____ Dataset

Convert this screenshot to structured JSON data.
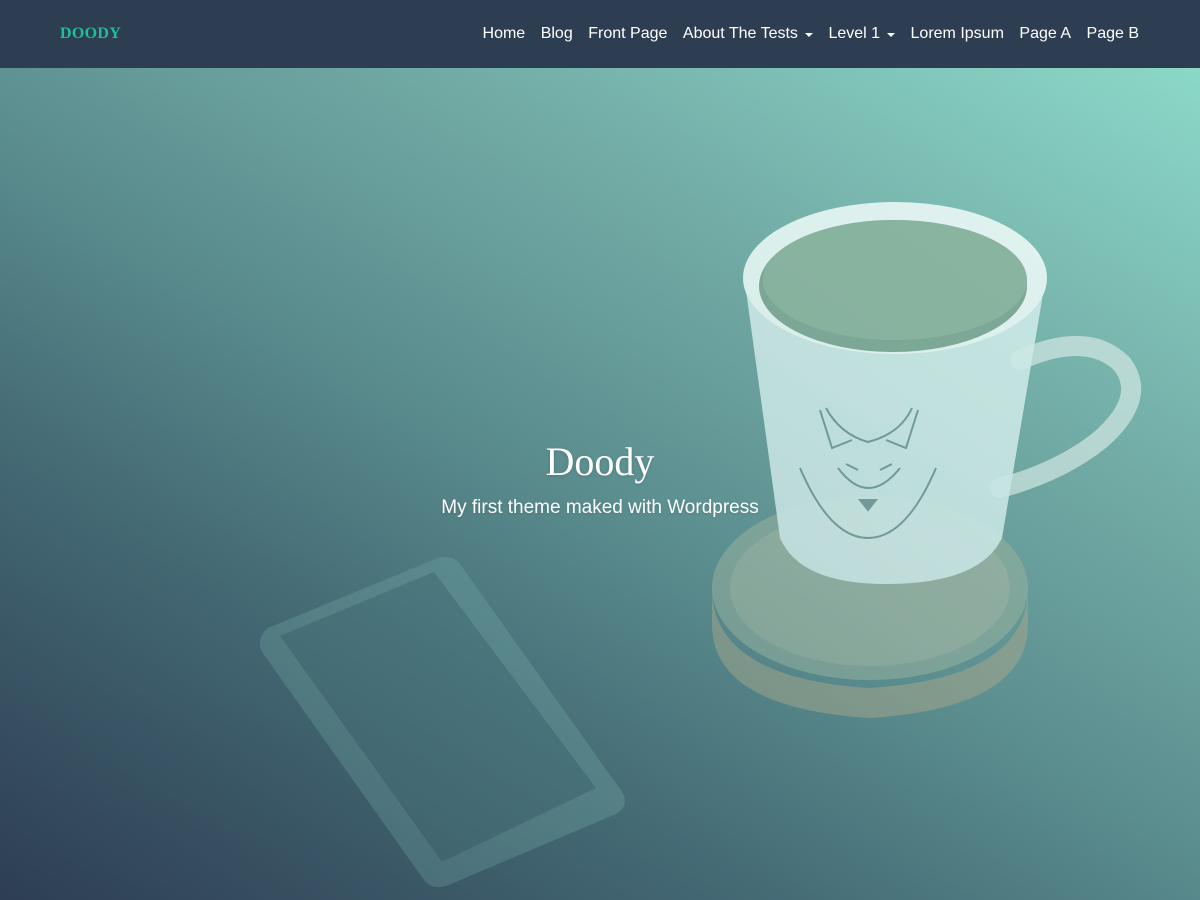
{
  "navbar": {
    "brand": "DOODY",
    "items": [
      {
        "label": "Home",
        "dropdown": false
      },
      {
        "label": "Blog",
        "dropdown": false
      },
      {
        "label": "Front Page",
        "dropdown": false
      },
      {
        "label": "About The Tests",
        "dropdown": true
      },
      {
        "label": "Level 1",
        "dropdown": true
      },
      {
        "label": "Lorem Ipsum",
        "dropdown": false
      },
      {
        "label": "Page A",
        "dropdown": false
      },
      {
        "label": "Page B",
        "dropdown": false
      }
    ]
  },
  "hero": {
    "title": "Doody",
    "tagline": "My first theme maked with Wordpress",
    "background_image": "coffee-mug-wolf-phone-image"
  },
  "colors": {
    "navbar_bg": "#2e3e52",
    "brand": "#1ebf9a",
    "overlay_dark": "#2e3f55",
    "overlay_light": "#8bd8c8"
  }
}
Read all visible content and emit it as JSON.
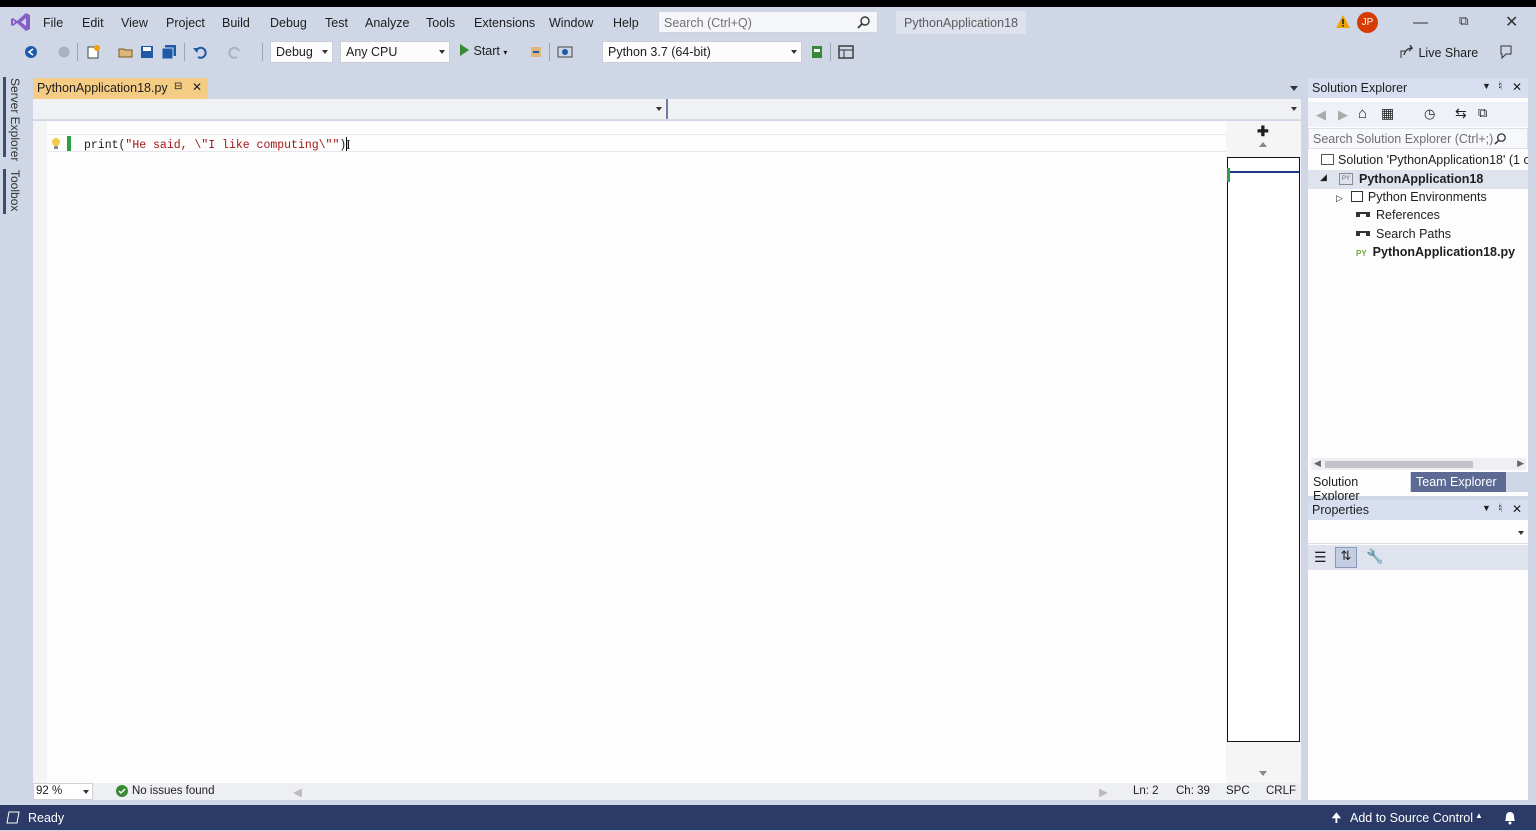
{
  "menu": {
    "items": [
      "File",
      "Edit",
      "View",
      "Project",
      "Build",
      "Debug",
      "Test",
      "Analyze",
      "Tools",
      "Extensions",
      "Window",
      "Help"
    ],
    "search_placeholder": "Search (Ctrl+Q)",
    "solution_name": "PythonApplication18",
    "user_initials": "JP"
  },
  "toolbar": {
    "config": "Debug",
    "platform": "Any CPU",
    "start_label": "Start",
    "environment": "Python 3.7 (64-bit)",
    "live_share": "Live Share"
  },
  "left_rail": {
    "server_explorer": "Server Explorer",
    "toolbox": "Toolbox"
  },
  "editor": {
    "tab_name": "PythonApplication18.py",
    "code_fn": "print",
    "code_open": "(",
    "code_string": "\"He said, \\\"I like computing\\\"\"",
    "code_close": ")"
  },
  "editor_status": {
    "zoom": "92 %",
    "issues": "No issues found",
    "line": "Ln: 2",
    "col": "Ch: 39",
    "spacing": "SPC",
    "line_ending": "CRLF"
  },
  "solution_explorer": {
    "title": "Solution Explorer",
    "search_placeholder": "Search Solution Explorer (Ctrl+;)",
    "solution_node": "Solution 'PythonApplication18' (1 o",
    "project_node": "PythonApplication18",
    "children": [
      "Python Environments",
      "References",
      "Search Paths"
    ],
    "file_node": "PythonApplication18.py",
    "tabs": [
      "Solution Explorer",
      "Team Explorer"
    ]
  },
  "properties": {
    "title": "Properties"
  },
  "statusbar": {
    "ready": "Ready",
    "source_control": "Add to Source Control"
  },
  "colors": {
    "accent": "#2b3a66",
    "chrome": "#cfd6e5",
    "tab_active": "#f5cc84",
    "string": "#a31515",
    "vs_purple": "#865fc5"
  }
}
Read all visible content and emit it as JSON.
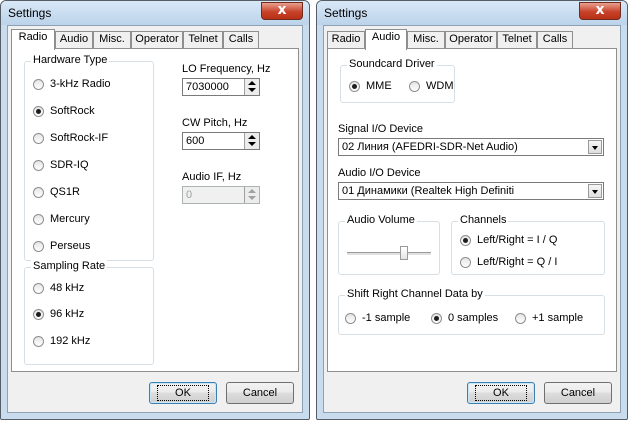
{
  "left_dialog": {
    "title": "Settings",
    "close_glyph": "x",
    "tabs": [
      {
        "label": "Radio",
        "active": true
      },
      {
        "label": "Audio"
      },
      {
        "label": "Misc."
      },
      {
        "label": "Operator"
      },
      {
        "label": "Telnet"
      },
      {
        "label": "Calls"
      }
    ],
    "hardware_type": {
      "legend": "Hardware Type",
      "options": [
        "3-kHz Radio",
        "SoftRock",
        "SoftRock-IF",
        "SDR-IQ",
        "QS1R",
        "Mercury",
        "Perseus"
      ],
      "selected": "SoftRock"
    },
    "lo_frequency": {
      "label": "LO Frequency, Hz",
      "value": "7030000"
    },
    "cw_pitch": {
      "label": "CW Pitch, Hz",
      "value": "600"
    },
    "audio_if": {
      "label": "Audio IF, Hz",
      "value": "0",
      "disabled": true
    },
    "sampling_rate": {
      "legend": "Sampling Rate",
      "options": [
        "48 kHz",
        "96 kHz",
        "192 kHz"
      ],
      "selected": "96 kHz"
    },
    "ok_label": "OK",
    "cancel_label": "Cancel"
  },
  "right_dialog": {
    "title": "Settings",
    "close_glyph": "x",
    "tabs": [
      {
        "label": "Radio"
      },
      {
        "label": "Audio",
        "active": true
      },
      {
        "label": "Misc."
      },
      {
        "label": "Operator"
      },
      {
        "label": "Telnet"
      },
      {
        "label": "Calls"
      }
    ],
    "soundcard_driver": {
      "legend": "Soundcard Driver",
      "options": [
        "MME",
        "WDM"
      ],
      "selected": "MME"
    },
    "signal_device": {
      "label": "Signal I/O Device",
      "value": "02  Линия (AFEDRI-SDR-Net Audio)"
    },
    "audio_device": {
      "label": "Audio I/O Device",
      "value": "01  Динамики (Realtek High Definiti"
    },
    "audio_volume": {
      "legend": "Audio Volume",
      "level": 0.7
    },
    "channels": {
      "legend": "Channels",
      "options": [
        "Left/Right = I / Q",
        "Left/Right = Q / I"
      ],
      "selected": "Left/Right = I / Q"
    },
    "shift": {
      "legend": "Shift Right Channel Data by",
      "options": [
        "-1 sample",
        "0 samples",
        "+1 sample"
      ],
      "selected": "0 samples"
    },
    "ok_label": "OK",
    "cancel_label": "Cancel"
  }
}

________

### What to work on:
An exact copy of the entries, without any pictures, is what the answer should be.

### Answer:
Convert this screenshot to structured JSON data.
{
  "navbar": {
    "brand": "DOODY",
    "items": [
      {
        "label": "Home",
        "dropdown": false
      },
      {
        "label": "Blog",
        "dropdown": false
      },
      {
        "label": "Front Page",
        "dropdown": false
      },
      {
        "label": "About The Tests",
        "dropdown": true
      },
      {
        "label": "Level 1",
        "dropdown": true
      },
      {
        "label": "Lorem Ipsum",
        "dropdown": false
      },
      {
        "label": "Page A",
        "dropdown": false
      },
      {
        "label": "Page B",
        "dropdown": false
      }
    ]
  },
  "hero": {
    "title": "Doody",
    "tagline": "My first theme maked with Wordpress",
    "background_image": "coffee-mug-wolf-phone-image"
  },
  "colors": {
    "navbar_bg": "#2e3e52",
    "brand": "#1ebf9a",
    "overlay_dark": "#2e3f55",
    "overlay_light": "#8bd8c8"
  }
}
Read all visible content and emit it as JSON.
{
  "menu": {
    "items": [
      "File",
      "Edit",
      "View",
      "Project",
      "Build",
      "Debug",
      "Test",
      "Analyze",
      "Tools",
      "Extensions",
      "Window",
      "Help"
    ],
    "search_placeholder": "Search (Ctrl+Q)",
    "solution_name": "PythonApplication18",
    "user_initials": "JP"
  },
  "toolbar": {
    "config": "Debug",
    "platform": "Any CPU",
    "start_label": "Start",
    "environment": "Python 3.7 (64-bit)",
    "live_share": "Live Share"
  },
  "left_rail": {
    "server_explorer": "Server Explorer",
    "toolbox": "Toolbox"
  },
  "editor": {
    "tab_name": "PythonApplication18.py",
    "code_fn": "print",
    "code_open": "(",
    "code_string": "\"He said, \\\"I like computing\\\"\"",
    "code_close": ")"
  },
  "editor_status": {
    "zoom": "92 %",
    "issues": "No issues found",
    "line": "Ln: 2",
    "col": "Ch: 39",
    "spacing": "SPC",
    "line_ending": "CRLF"
  },
  "solution_explorer": {
    "title": "Solution Explorer",
    "search_placeholder": "Search Solution Explorer (Ctrl+;)",
    "solution_node": "Solution 'PythonApplication18' (1 o",
    "project_node": "PythonApplication18",
    "children": [
      "Python Environments",
      "References",
      "Search Paths"
    ],
    "file_node": "PythonApplication18.py",
    "tabs": [
      "Solution Explorer",
      "Team Explorer"
    ]
  },
  "properties": {
    "title": "Properties"
  },
  "statusbar": {
    "ready": "Ready",
    "source_control": "Add to Source Control"
  },
  "colors": {
    "accent": "#2b3a66",
    "chrome": "#cfd6e5",
    "tab_active": "#f5cc84",
    "string": "#a31515",
    "vs_purple": "#865fc5"
  }
}
Read all visible content and emit it as JSON.
{
  "left_dialog": {
    "title": "Settings",
    "close_glyph": "x",
    "tabs": [
      {
        "label": "Radio",
        "active": true
      },
      {
        "label": "Audio"
      },
      {
        "label": "Misc."
      },
      {
        "label": "Operator"
      },
      {
        "label": "Telnet"
      },
      {
        "label": "Calls"
      }
    ],
    "hardware_type": {
      "legend": "Hardware Type",
      "options": [
        "3-kHz Radio",
        "SoftRock",
        "SoftRock-IF",
        "SDR-IQ",
        "QS1R",
        "Mercury",
        "Perseus"
      ],
      "selected": "SoftRock"
    },
    "lo_frequency": {
      "label": "LO Frequency, Hz",
      "value": "7030000"
    },
    "cw_pitch": {
      "label": "CW Pitch, Hz",
      "value": "600"
    },
    "audio_if": {
      "label": "Audio IF, Hz",
      "value": "0",
      "disabled": true
    },
    "sampling_rate": {
      "legend": "Sampling Rate",
      "options": [
        "48 kHz",
        "96 kHz",
        "192 kHz"
      ],
      "selected": "96 kHz"
    },
    "ok_label": "OK",
    "cancel_label": "Cancel"
  },
  "right_dialog": {
    "title": "Settings",
    "close_glyph": "x",
    "tabs": [
      {
        "label": "Radio"
      },
      {
        "label": "Audio",
        "active": true
      },
      {
        "label": "Misc."
      },
      {
        "label": "Operator"
      },
      {
        "label": "Telnet"
      },
      {
        "label": "Calls"
      }
    ],
    "soundcard_driver": {
      "legend": "Soundcard Driver",
      "options": [
        "MME",
        "WDM"
      ],
      "selected": "MME"
    },
    "signal_device": {
      "label": "Signal I/O Device",
      "value": "02  Линия (AFEDRI-SDR-Net Audio)"
    },
    "audio_device": {
      "label": "Audio I/O Device",
      "value": "01  Динамики (Realtek High Definiti"
    },
    "audio_volume": {
      "legend": "Audio Volume",
      "level": 0.7
    },
    "channels": {
      "legend": "Channels",
      "options": [
        "Left/Right = I / Q",
        "Left/Right = Q / I"
      ],
      "selected": "Left/Right = I / Q"
    },
    "shift": {
      "legend": "Shift Right Channel Data by",
      "options": [
        "-1 sample",
        "0 samples",
        "+1 sample"
      ],
      "selected": "0 samples"
    },
    "ok_label": "OK",
    "cancel_label": "Cancel"
  }
}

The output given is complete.